However, architectures such as the vehicle example in the figure above change slowly over time and can certainly be influenced by improvements at the component level. For instance, better electronic management of the engine may result in less frequent services, but the architecture hardly changes. Interestingly, the architecture of the vehicle also forms part of a wider architecture of road networks and urban designs, again reinforcing another higher level of path dependency. This nested nature of technologies at the level of architectures is what slows down massive technological change. To continue with the example of a car, passenger vehicles depend on the architecture of a road network. It is also dependent on fuel and maintenance systems, parking arrangements, insurance and all kinds of traffic and safety laws.

I find it interesting that two decades ago, electric vehicles were described as being massively disruptive resulting in the demise of the fossil-fuel vehicle. Now, many established car manufacturers have jumped onto the bandwagon and are investing heavily in their own electric vehicle technologies, and in doing so reducing the disruptive effect of alternative fuels. In doing so, they are making massive strides in fuel efficiency, reducing the weight of their cars and substituting harmful and heavy materials with materials that have less impact on the environment. The component and sub-system level innovations offered by electric vehicles are being incorporated into the designs of the older fossil fuel architecture, while the architecture itself is only changing slowly. In South Africa, the network of charging stations and points are slowly expanding, but the use of electric vehicles is still minute compared to the fossil-car usage.

Some examples of architectures and components are computers (architecture) and an internal graphics card (component) or a jet airliner (architecture) and in-air entertainment systems (components).
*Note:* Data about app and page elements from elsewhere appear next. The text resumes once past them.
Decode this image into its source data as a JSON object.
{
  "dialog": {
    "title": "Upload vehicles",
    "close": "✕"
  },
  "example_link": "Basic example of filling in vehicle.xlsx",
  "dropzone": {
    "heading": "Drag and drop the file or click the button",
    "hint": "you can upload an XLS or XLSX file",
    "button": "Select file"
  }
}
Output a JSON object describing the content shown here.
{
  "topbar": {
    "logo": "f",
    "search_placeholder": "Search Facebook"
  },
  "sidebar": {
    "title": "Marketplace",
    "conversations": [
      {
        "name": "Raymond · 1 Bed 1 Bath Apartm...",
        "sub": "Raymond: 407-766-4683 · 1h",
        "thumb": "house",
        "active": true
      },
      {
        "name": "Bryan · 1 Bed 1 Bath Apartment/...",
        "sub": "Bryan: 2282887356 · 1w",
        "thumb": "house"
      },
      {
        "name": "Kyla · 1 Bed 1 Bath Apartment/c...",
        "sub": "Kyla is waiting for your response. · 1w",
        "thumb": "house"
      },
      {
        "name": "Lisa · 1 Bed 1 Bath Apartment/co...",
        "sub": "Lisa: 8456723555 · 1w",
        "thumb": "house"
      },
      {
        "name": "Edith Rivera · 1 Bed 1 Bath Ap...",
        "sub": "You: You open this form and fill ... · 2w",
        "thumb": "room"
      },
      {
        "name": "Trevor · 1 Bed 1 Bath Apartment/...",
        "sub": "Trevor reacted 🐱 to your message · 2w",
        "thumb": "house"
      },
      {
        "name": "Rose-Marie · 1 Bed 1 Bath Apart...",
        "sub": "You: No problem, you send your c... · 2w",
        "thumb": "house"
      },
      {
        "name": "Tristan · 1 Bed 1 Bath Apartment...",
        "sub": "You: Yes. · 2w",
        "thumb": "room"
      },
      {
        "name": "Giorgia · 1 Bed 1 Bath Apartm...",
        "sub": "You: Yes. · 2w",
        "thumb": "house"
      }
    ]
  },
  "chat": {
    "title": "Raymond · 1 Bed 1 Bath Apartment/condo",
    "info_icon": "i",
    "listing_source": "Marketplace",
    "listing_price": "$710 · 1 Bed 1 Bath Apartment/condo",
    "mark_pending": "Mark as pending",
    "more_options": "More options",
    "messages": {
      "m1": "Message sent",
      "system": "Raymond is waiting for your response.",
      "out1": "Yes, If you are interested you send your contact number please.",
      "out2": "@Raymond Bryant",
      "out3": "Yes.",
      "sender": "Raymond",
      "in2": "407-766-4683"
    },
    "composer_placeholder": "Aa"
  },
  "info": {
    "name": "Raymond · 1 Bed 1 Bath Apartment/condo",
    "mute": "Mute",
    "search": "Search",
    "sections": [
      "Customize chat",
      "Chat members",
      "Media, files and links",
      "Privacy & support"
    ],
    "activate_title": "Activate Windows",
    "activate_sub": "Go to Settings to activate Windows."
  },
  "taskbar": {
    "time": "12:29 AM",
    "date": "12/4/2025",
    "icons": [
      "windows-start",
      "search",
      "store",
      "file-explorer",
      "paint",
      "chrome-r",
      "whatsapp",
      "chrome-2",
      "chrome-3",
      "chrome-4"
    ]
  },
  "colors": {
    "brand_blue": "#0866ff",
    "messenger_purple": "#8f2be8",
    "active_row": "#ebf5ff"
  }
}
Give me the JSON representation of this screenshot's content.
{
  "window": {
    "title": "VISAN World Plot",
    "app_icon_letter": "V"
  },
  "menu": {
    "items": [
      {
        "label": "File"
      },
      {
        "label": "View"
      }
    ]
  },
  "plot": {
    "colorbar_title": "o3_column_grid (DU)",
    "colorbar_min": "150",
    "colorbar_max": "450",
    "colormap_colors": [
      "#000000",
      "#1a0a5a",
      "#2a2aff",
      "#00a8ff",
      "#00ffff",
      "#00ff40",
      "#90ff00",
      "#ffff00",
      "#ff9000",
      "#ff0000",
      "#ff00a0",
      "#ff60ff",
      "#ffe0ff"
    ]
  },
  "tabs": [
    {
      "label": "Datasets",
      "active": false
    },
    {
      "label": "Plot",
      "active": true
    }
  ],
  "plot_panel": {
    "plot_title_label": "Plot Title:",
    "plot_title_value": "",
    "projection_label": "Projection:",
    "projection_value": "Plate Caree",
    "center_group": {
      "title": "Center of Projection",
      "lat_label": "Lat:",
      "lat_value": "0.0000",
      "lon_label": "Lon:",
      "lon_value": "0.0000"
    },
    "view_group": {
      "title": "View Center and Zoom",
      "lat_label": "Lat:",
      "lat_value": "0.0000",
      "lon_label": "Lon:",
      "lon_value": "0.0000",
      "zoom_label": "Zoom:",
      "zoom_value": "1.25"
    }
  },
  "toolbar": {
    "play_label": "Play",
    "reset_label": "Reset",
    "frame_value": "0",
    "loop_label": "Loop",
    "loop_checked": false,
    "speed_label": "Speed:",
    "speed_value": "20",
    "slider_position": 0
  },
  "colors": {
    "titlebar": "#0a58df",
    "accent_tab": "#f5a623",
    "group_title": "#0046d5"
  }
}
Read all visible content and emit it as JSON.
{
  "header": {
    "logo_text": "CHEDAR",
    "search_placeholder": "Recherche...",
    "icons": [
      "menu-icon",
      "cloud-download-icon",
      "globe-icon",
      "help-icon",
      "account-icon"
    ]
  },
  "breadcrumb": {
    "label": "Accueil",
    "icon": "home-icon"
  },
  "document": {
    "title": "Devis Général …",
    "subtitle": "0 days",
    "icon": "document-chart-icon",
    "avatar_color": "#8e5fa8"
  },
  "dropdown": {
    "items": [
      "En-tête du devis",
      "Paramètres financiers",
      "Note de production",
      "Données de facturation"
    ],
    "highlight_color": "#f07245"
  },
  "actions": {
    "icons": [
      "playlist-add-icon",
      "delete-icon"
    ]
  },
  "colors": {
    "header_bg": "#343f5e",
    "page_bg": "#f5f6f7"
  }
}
The reason why I thought it a is a good idea to go back to such a basic distinction as the difference between architectural innovation and component level innovation is that in much of the popular discussion about technological disruption (the fourth industrial revolution-talk) this distinction is not made. What I appreciate about the World Economic Forum is that they are raising awareness of what will happen to social arrangements when one architecture displaces another. But what is not receiving enough attention are the many challenges that we will face in developing countries at the level of sub-systems and components. This is where competitiveness, resilience and innovation are critical because this where the disruptions and discontinuities of industries will occur. This is also the area where developing countries usually follow (as outsourced manufacturers) and where we are the most vulnerable to the design capabilities and dense networks that existing in clusters in the developed world.

I will explore how these changes occur in the next few posts.